The other day one of the girls at the barn was using a hoof treatment on the hooves of her little sisters horse. She was reading off some of the ingredients and mentioned it had Linsed Oil, Pine Tar and Venice Turpentine in it. Of course there were several other ingredients, but these three stood out for me.
I have a bottle of Pine Tar and the brush for it, but since my horses have always had good, soft to trim, yet sturdy otherwise hooves, I don't use it much and have had it for Yeeeeeaaarrrssss. I honestly don't even remember where I bought it.
Linseed Oil - I have a big can of this out in the shed for oiling the wood of my meadowbrook cart. I can also remember the Operations manager at one of the big name farms coating the deck of the flatbed trailer with a good coating of Linsed Oil to keep the wood moisturized and strong.
My wasbands mare Chica had also gotten really thin hoof walls and soles at one point so he was using Venice Turpentine to harden the soles of her feet to keep her from hurting when she walked. The soles were that thin. Shoes weren't so much an option since her hoof walls were seriously paper thin. She did get them the next time around, because I paid for them. I was more concerned with keeping the horse sound & comfortable and obviously he wasn't.
It has always been my experience that hoof ointment is applied liberally at the coronet band or hairline of the hoof since this is where it grows out of. The girl mentions it says on the can (in all caps mind you), DO NOT USE ON THE HAIRLINE OR CORONET BAND. I'm guessing this was because of the turpentine.

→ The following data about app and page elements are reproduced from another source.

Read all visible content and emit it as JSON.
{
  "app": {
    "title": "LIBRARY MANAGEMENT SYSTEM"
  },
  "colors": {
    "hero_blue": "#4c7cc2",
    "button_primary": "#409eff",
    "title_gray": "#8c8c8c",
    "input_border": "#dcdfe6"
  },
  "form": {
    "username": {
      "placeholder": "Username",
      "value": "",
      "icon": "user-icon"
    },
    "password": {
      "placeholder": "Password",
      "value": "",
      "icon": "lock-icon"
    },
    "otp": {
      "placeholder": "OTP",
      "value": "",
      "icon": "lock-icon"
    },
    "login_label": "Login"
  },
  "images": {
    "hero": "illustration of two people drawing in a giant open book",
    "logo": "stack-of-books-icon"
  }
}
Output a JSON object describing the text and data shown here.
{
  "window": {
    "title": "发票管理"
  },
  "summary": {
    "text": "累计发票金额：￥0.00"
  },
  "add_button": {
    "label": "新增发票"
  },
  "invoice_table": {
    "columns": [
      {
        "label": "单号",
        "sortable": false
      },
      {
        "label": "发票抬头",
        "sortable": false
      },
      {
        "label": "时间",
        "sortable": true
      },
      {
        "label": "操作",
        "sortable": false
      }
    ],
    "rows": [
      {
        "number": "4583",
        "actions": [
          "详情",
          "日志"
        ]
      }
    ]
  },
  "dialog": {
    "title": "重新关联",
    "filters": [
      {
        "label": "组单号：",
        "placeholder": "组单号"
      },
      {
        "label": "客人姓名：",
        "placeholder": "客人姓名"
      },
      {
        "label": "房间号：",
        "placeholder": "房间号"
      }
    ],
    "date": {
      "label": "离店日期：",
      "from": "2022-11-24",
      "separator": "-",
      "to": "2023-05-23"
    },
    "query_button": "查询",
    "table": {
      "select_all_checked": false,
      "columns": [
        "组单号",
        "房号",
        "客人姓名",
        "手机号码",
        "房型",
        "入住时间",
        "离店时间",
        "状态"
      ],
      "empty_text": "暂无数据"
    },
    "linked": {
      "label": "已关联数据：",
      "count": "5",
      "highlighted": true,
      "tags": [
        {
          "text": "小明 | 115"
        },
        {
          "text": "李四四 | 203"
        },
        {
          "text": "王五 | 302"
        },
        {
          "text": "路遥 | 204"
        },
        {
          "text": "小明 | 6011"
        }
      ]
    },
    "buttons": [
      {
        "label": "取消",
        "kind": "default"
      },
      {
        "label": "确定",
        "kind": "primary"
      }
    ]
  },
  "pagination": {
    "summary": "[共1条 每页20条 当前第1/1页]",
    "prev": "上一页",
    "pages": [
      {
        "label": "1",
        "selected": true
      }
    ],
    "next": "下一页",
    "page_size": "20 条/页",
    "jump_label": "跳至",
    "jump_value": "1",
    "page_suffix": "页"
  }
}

Now I'm not sure about you, but to me this mixture didn't make sense. There was the pine tar and linseed oil to soften the hooves and make them more flexible, but then the turpentine to harden them. It sounds a lot like a "fix all" in a can. It softens And hardens the hoof? How does that work?!?! How does an ointment or treatment know when to harden or soften things? What makes things even better is that this girl is one of those that knows all there is to know about the subject. At least she thinks she does.